This book is set in the Catskills of New York, a place that anyone familiar with “The Marvelous Mrs. Maisel” or “Dirty Dancing” will recognize. It centers around the Goldman and Weingold families and their yearly reunion running the beautiful “Golden Hotel” together. Secrets, family drama and financial scandal have been thrust into the light after a tempting offer was given to the families, and they must work to save their hotel before it is lost. This novel has drama, luxury and nostalgia for vacationing in the beautiful upstate New York Catskills, another perfect book to get lost in.
More from The Rice Thresher
The prospect of writing a whodunnit is undeniably challenging – as Adrien Brody’s character says in “See How They Run,” “Once you’ve seen one, you’ve seen them all.” Audiences have been accustomed to solving the mystery due to both the formula’s consistency and the Internet’s role in facilitating fan theories, creating a generation of filmgoers looking out for every detail. However, despite this challenge, the whodunnit genre is seemingly making a comeback: 2019’s “Knives Out” was a major success with a sequel coming out later this year, and “See How They Run” debuted in theaters to positive reception this past Friday. “See How They Run” forges its own identity by simultaneously taking a comedic approach to the whodunnit through parody and creating a loving tribute to the mystery subgenre.
On “BORN PINK,” BLACKPINK creates an addicting album that melds elements of pop, hip-hop and rock, leaving listeners wanting more. Drawn from a wide range of locations and forged through years of preparation in K-pop’s trainee system, BLACKPINK has found a unique sound that draws from both the strengths of its members Lisa, Jennie, Rosé and Jisoo, as well as the combined production savvy of their agency, YG Entertainment, and producer Teddy Park.
Like a prism turns light into color, Noah Cyrus turns pain into music. Emotion moves through Cyrus’s sound without resistance, leaving nothing lost in translation between her experience and her expression.
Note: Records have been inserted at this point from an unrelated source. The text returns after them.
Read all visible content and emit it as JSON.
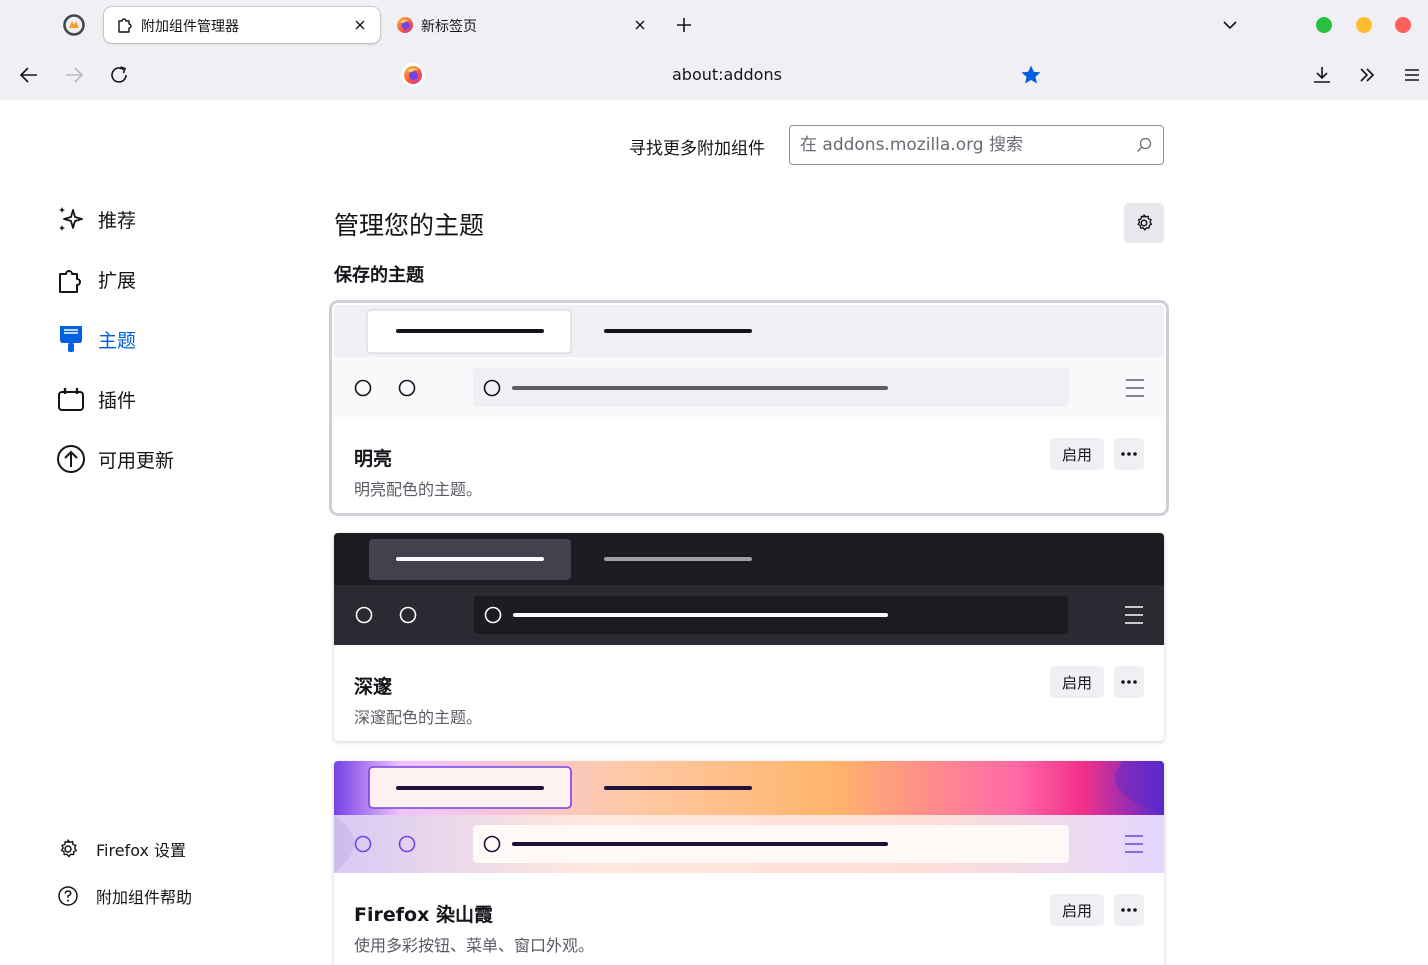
{
  "browser": {
    "tabs": [
      {
        "title": "附加组件管理器",
        "active": true,
        "icon": "puzzle-icon"
      },
      {
        "title": "新标签页",
        "active": false,
        "icon": "firefox-logo-icon"
      }
    ],
    "url": "about:addons",
    "window_controls": {
      "green": "#2ac042",
      "yellow": "#fdbc2e",
      "red": "#fe5f58"
    }
  },
  "header": {
    "find_more_label": "寻找更多附加组件",
    "search_placeholder": "在 addons.mozilla.org 搜索"
  },
  "sidebar": {
    "categories": [
      {
        "label": "推荐",
        "icon": "sparkle-icon",
        "selected": false
      },
      {
        "label": "扩展",
        "icon": "puzzle-icon",
        "selected": false
      },
      {
        "label": "主题",
        "icon": "brush-icon",
        "selected": true
      },
      {
        "label": "插件",
        "icon": "plugin-icon",
        "selected": false
      },
      {
        "label": "可用更新",
        "icon": "arrow-up-circle-icon",
        "selected": false
      }
    ],
    "footer": [
      {
        "label": "Firefox 设置",
        "icon": "gear-icon"
      },
      {
        "label": "附加组件帮助",
        "icon": "help-circle-icon"
      }
    ]
  },
  "main": {
    "heading": "管理您的主题",
    "section_heading": "保存的主题",
    "themes": [
      {
        "name": "明亮",
        "description": "明亮配色的主题。",
        "enable_label": "启用",
        "preview": "light"
      },
      {
        "name": "深邃",
        "description": "深邃配色的主题。",
        "enable_label": "启用",
        "preview": "dark"
      },
      {
        "name": "Firefox 染山霞",
        "description": "使用多彩按钮、菜单、窗口外观。",
        "enable_label": "启用",
        "preview": "alpenglow"
      }
    ]
  },
  "colors": {
    "accent": "#0061e0",
    "chrome_bg": "#f0f0f4",
    "text": "#15141a",
    "secondary_text": "#5b5b66"
  }
}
While Cyrus cultivates a beautifully melancholic palette in “The Hardest Part,” I’m left equally impressed with her lyricism as I am with her musicality. “The Hardest Part” does more than provide listeners with ten pretty songs to cry to, it paints Cyrus’ world of doomed love, addiction and fragility with vivid colors and palpable grief.